It's no longer news that the Bush Administration is cavalier about the law and civil liberties. Thanks to Dick Cheney, David Addington and John Yoo, Bush and his minions have bent the rules whenever and wherever it suited their purpose.
Nevertheless, it is more than a little alarming to see the extent of the Bush secret surveillance program. Reporter Eric Lichtblau does just that in a his book Bush's Law: The Remaking of American Justice, just out from Pantheon Books.
In a New York Times book review published this week, attorney Jeffrey Rosen writes that Lichtblau's book "documents, with scrupulous detail, the broader costs of the Bush administration's excesses for innocent victims and for the rule of law."
Some 2,700 men were locked up after 9/11, Rosen notes, most of whom were never shown to have links to terrorism.
Some examples from Lichtblau's research: Taj Bhatti, an elderly Pakistani doctor in Virginia, "whose house and computer discs were surreptitiously ransacked and who was secretly imprisoned…."
There's also Brandon Mayfield, a former Army officer whose who was secretly (there's that word again) searched and who was arrested in connection with the Madrid train bombing. Only one problem: the whole business was based on a mistaken fingerprint match. (Mayfield eventually won an apology from the government, along with a $2 million settlement.)
The extent of the administration's zealousness doesn't stop there. Lichtblau also reveals how the Bush team retaliated against its critics, including Lichtblau himself.

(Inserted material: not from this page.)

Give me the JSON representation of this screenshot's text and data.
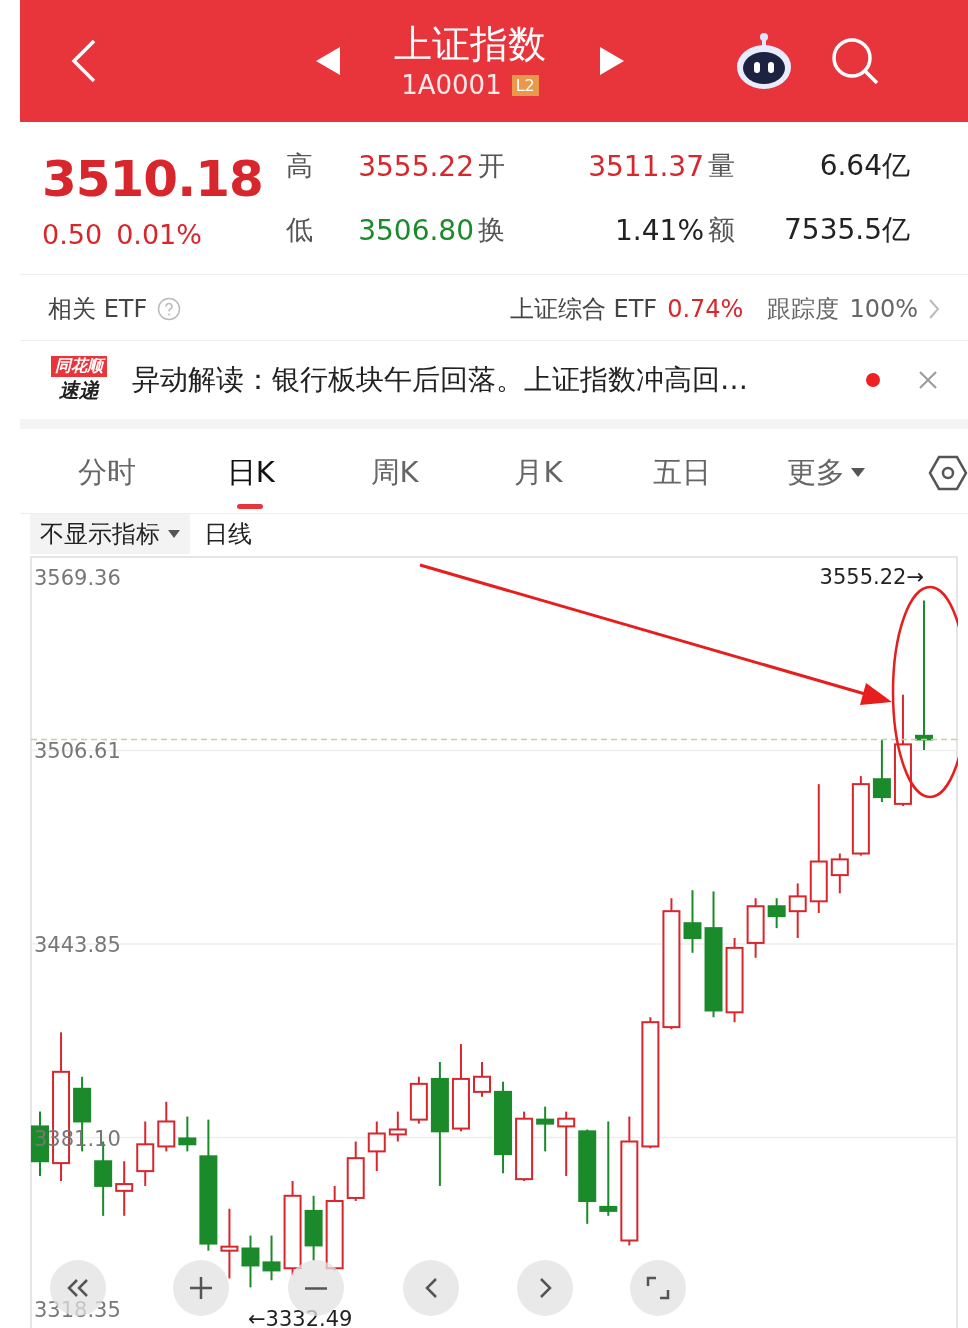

Thanks to Lichtblau and fellow reporter James Risen, the public now knows that, in Rosen's words, "the president and his aides approved a secret eavesdropping program that many of his own lawyers thought was illegal, lied about it to the press and public and then attacked the journalists who disclosed it."